Let this reissue speak for this injustice, then, 22 years later, when few today think of Idol as anything but a novelty has-been. It's hard to capture what is so lofty about this LP, though start with side two (from "Safety" to "Stand"). Young outsiders in their previous group, the ex-Gen-X'ers and bassist Bernal were clearly feeling their way, but their explorations held some secret weapons: Laff was willing to alternate his established weighty pounding with laying back half the time, leaving room for Bernal's early Cure-like basslines; and Andrews supplied astonishing primer on post-punk guitar with a splash of reverb. Already one of the hottest punk guitarists in history based on 1978's Generation X, Expensive Sound represented the full flowering of a player tripling the range of what his guitar could express. At the same time, Greg Sage of the Wipers was recording the similarly unusual Youth of America, Andrews' ability to whip up a wall of chords to rival Killing Joke and then twist them into more dark, moody, subconscious passages like the just-expired Joy Division is what this LP still confers so long after it appeared and died at birth. Call it "expansive" sound. The biggest surprise of all, however: pressed into singing, Andrews turned out to have an uncommonly high range and a strangely affecting, sincere, and resolute voice -- especially in the way he wasn't afraid to sing quietly, like he was humming to himself, whenever his guitar diminished in volume, using the void to create lighter undulations on the best songs such as "All These Things" (a tempest of self-worry) and "New Emotion." And the opening instrumental "Empire" remains the clap of approaching storm clouds, the rumbling, bubbling wrath of Zeus.
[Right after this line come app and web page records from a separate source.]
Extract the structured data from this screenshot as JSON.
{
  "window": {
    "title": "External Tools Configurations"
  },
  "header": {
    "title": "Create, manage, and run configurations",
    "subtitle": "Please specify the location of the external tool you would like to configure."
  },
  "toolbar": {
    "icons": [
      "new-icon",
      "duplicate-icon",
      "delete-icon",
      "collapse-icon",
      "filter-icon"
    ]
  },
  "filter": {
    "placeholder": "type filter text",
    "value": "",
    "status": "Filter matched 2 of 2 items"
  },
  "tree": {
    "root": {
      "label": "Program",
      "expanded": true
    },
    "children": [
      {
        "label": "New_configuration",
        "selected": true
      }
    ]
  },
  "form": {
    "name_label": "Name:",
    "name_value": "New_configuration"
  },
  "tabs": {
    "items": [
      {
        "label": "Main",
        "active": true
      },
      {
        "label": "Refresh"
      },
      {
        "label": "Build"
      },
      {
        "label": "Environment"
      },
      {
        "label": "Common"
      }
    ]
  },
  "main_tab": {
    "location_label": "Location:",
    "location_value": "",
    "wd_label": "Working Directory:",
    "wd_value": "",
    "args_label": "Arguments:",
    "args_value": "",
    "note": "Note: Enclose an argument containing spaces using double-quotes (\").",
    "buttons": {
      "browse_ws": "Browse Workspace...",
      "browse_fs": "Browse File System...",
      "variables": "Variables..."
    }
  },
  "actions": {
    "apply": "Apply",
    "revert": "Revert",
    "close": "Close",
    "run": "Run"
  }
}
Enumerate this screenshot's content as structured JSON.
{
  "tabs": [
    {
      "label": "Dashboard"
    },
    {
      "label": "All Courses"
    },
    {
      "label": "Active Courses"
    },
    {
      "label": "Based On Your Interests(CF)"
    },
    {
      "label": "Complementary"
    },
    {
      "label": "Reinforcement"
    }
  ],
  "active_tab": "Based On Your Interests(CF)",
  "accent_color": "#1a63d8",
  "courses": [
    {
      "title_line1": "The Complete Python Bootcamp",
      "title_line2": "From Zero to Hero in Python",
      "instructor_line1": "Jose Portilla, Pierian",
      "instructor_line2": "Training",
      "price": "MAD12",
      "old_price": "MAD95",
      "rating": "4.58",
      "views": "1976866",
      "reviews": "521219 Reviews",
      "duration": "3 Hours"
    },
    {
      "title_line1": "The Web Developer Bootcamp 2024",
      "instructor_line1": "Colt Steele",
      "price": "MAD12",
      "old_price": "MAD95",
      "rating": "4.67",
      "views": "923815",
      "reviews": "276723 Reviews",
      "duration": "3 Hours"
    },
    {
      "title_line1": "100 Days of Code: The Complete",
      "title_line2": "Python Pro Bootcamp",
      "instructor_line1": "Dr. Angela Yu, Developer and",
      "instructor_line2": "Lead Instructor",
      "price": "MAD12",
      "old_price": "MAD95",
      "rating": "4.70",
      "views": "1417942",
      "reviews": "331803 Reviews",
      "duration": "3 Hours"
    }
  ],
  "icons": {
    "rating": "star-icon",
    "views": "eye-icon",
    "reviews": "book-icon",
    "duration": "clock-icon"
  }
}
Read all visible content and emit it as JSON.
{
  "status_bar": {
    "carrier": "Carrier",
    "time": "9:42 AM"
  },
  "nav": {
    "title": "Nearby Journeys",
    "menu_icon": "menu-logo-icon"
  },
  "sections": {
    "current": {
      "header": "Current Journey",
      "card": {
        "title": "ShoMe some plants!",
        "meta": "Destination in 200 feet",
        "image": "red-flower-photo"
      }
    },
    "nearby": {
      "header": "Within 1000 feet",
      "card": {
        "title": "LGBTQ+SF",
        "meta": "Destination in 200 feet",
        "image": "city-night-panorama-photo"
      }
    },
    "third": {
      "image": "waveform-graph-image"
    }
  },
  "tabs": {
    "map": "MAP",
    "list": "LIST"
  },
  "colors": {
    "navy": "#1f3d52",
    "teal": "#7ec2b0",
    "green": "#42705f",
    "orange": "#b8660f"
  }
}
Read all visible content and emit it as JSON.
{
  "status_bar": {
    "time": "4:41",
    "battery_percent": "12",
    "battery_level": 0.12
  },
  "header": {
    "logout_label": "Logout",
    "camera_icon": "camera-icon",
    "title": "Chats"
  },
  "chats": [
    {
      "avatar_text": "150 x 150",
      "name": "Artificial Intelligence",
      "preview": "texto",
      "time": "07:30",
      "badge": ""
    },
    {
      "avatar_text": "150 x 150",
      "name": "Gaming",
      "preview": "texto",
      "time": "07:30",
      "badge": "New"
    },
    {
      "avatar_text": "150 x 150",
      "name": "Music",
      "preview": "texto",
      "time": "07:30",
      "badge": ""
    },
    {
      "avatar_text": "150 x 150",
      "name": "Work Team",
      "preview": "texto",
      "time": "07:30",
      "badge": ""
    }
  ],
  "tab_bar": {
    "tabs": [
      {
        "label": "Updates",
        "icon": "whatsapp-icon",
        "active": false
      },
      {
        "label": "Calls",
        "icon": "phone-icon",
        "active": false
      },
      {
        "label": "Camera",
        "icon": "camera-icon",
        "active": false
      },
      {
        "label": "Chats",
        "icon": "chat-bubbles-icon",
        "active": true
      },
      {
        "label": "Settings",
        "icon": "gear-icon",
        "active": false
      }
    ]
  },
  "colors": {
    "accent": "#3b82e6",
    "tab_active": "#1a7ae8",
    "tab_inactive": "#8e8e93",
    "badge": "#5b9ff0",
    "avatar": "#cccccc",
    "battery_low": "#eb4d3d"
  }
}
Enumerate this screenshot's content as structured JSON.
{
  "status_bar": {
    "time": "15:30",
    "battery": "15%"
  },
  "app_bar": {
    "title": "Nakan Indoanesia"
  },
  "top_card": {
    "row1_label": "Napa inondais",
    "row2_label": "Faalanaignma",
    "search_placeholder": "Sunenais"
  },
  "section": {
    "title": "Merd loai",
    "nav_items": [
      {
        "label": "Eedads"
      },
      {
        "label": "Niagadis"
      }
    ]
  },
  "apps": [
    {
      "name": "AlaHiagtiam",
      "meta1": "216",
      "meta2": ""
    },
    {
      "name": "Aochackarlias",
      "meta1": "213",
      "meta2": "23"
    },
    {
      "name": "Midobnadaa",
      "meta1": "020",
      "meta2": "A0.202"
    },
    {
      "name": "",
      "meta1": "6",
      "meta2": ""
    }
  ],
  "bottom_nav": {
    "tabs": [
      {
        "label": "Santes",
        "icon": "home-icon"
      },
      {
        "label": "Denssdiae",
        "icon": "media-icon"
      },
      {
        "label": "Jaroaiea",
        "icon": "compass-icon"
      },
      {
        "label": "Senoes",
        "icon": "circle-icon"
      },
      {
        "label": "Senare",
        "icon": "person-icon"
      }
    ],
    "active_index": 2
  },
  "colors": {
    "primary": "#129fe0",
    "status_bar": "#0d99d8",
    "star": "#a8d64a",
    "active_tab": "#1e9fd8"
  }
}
If the new label hadn't gone broke just putting out the LP, maybe the usual industry indifference could have been overcome. But alas, it sunk without trace, or so it was thought. But no! American hardcore kids venerated the original punk bands no longer around to play for them, and followed their later careers intently. The right people in D.C. (especially mover and shaker buddies Ian MacKaye and Henry Rollins) did see the phenomenal worth of this obscure LP that only sold out what little it did by being stocked in Generation X bins. They passed it around from there. Thus, the guitar sound and style of Expensive Sound -- on "Empire" in particular -- did directly inspire the D.C mid-'80s post-punk Dischord scene, built around the now legendary likes of Embrace, Rites of Spring, Marginal Man, 3, Gray Matter, later Scream, and later Government Issue. So no wonder it took a D.C. label, PPP, not only to get these tapes off Andrews, but to stock the reissue with seven, count 'em, seven bonus (and equally valuable) studio cuts, nearly an entire 'nother LP of great stuff! (The piano-and-tambourine track "Impulse" is a particular find, showing the even greater possibilities of the band if only they'd carried on.) There are also an additional four live songs from one of the only four shows Empire ever played, even if these are only basic bootleg quality (better than nothing). Even without comparing this music to the odorous banality of "Rebel Yell," Andrews and Laff were clearly on to something. And it took someone else's scene an ocean away to recognize the well-titled Expensive Sound's submerged brilliance and utter uniqueness. Few records have sounded like it since.